Washington is trying to rescue itself. The Republican method is too much compromise, although that’s still better than none. President Barack Obama’s strategy is policy sleights of hand and staff shuffles. While no piece of this takes us where we need to go, the GOP at least is stumbling in the right direction.
Let’s visit first with the negative side of what Republicans did. Backing a deal done between the budget chairs of the House and Senate, House Republicans agreed to still more excessive federal spending that is also excessive national jeopardy.
Especially considering that there was no simultaneous agreement on long-term, crucial entitlement reforms to prevent debt catastrophe, this would be highly objectionable if it were not for three matters that good sense forbids ignoring.
One is that the deal cancels some reckless sequestration cuts few had wanted to go into effect in the first place. Two is that the Democrats also did some truly commendable yielding. Three is that the Democrats were highly unlikely to yield more and that the alternative to this shaking of hands and final Senate passage could have been a government shutdown. That would have shut down any GOP chance of obtaining power sufficient to do something more important someday.
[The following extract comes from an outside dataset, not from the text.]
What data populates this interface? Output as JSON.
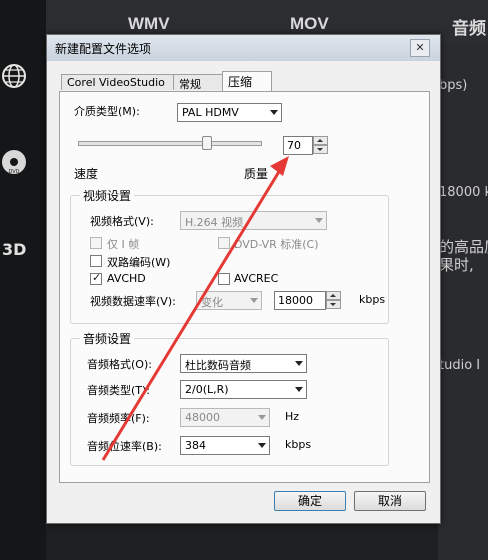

Already, with their don’t-fund-Obamacare tactic that culminated in a 16-day shutdown back in October, House Republicans had established themselves with many as hooligans whose legislative muscle should be shrunk in the 2014 mid-term elections. Then came further implementation of Obamacare, upholding their thesis of its abominations. There has also been a growing disenchantment with the president who misled us into this ungodly mess, and the Republicans may now have a second chance if they behave reasonably. That’s huge because Obama’s policies could otherwise prove ruinous.